I also passed the theory part and had to wait yet another year until I was 18. Finally, I could hit the airwaves as PA0ERA in 1974. Starting with a XTAL controlled CW transmitter on 40 and 80 m and a BC-312 receiver. Later I bought from all my savings a Kenwood TS515.
It has been >90% CW from the beginning. In my hometown we had an active contest and DX group so I could improve my skills quickly. We went to Andorra, which was quite a challenge in those days, and my first DXpedition as C31NN (1977) was a fact. Later on, I visited more semi-rare ones in Europe. In 1993 I got the opportunity to join Pete N0AFW (now N0FW) and Mike (N9NS, SK) and his team to Kingman Reef and was active as N9NS/KH5K. This DXpedition also made me well knowledgeable about sea-sickness ….
In 1995 I joined Bob, KK6EK, and his team to Easter Island, XR0Y. This was a very nice DXpedition. I spent almost 4 weeks on the island, which was not overwhelmed with tourists back then, so I had plenty of opportunity to explore.
After marriage I settled in a village in the mid of the country where I could place a tower with a good antenna (SteppIR 3 ele). This was the best station I ever had, so I could enhance my DXCC score considerably to a Honor Roll position of 336 CW, 337 mixed. Due to changing callsign assignment policies, I acquired PA5EA (1998-2003) and finally my current callsign PF5X.

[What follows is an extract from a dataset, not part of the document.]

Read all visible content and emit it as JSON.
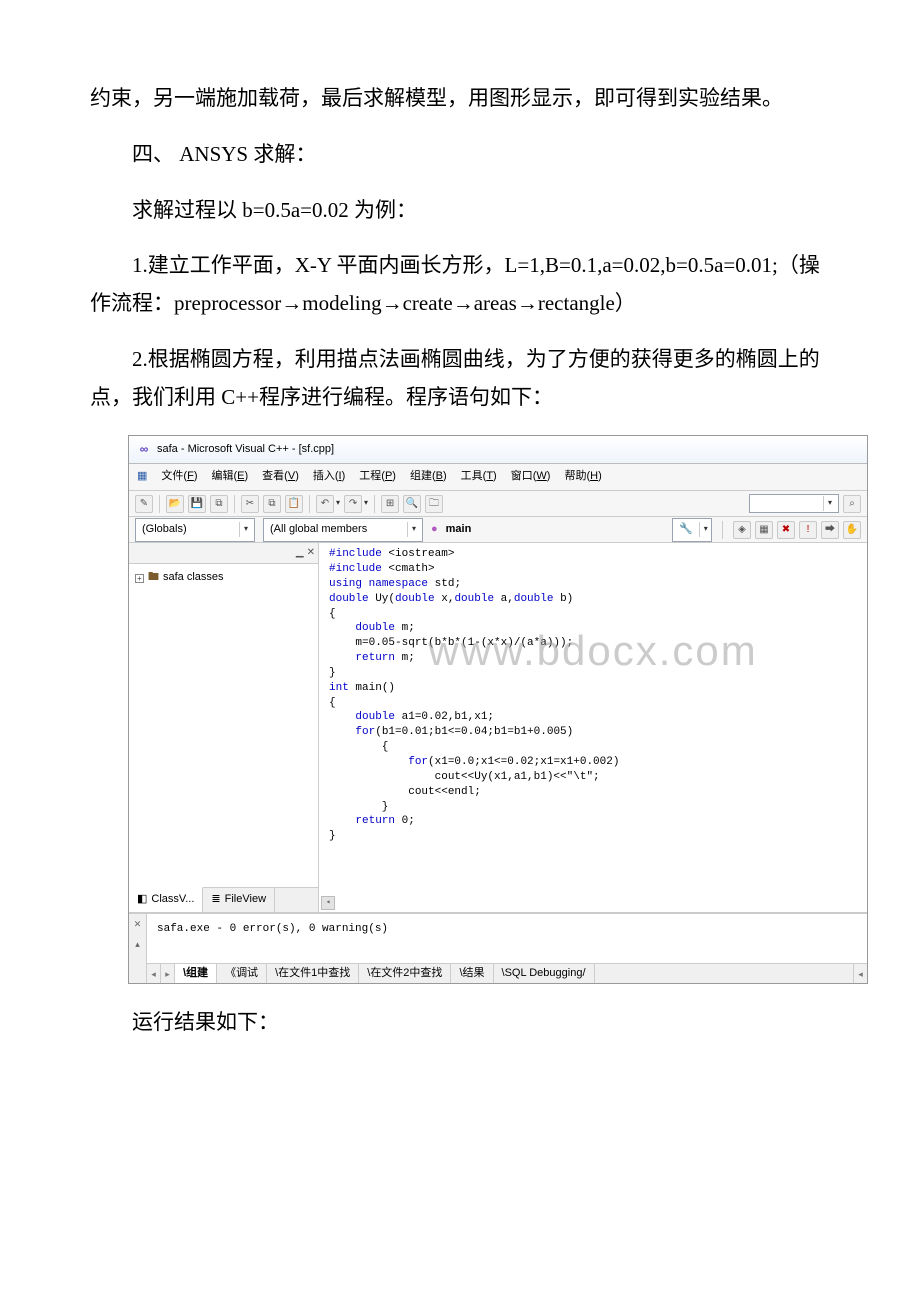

During 2004-2006 I was offered a post in Singapore and made about 10k QSOs as 9V1CW. I had a lot of fun with the local gang, in particular with Pete, 9V1PC (SK), John 9V1VV, Selva 9V1UV (SK) and of course James, 9V1YC. John and James are great CW ops! I also was active in West-Malaysia as 9M2/PF5X from 2 IOTAs in that period.
Back in the Netherlands I moved home again and had to scale back a bit.
With the introduction of screen modes like FT8, I am more focused on CW than ever before, because I strongly believe that if you cannot hear them, you should not work them …
You might also hear me as PF5X/P while activating a nature reserve. We currently have 184 designated areas (PAFF) in our little country.
In my professional life I am a Quality Manager with a major high-tech equipment maker for the semiconductor industry. I hold a Ph.D. in physics. Other hobbies are playing golf and being ‘captain’ of my 20′ longboat.
Meanwhile I already joined a few CWTs and it is real fun to work you guys and say hello on the air. I am looking forward working many of you in the years to come in our beloved mode of operation.This biography is what appeared in Solid Copy when the member joined CWops.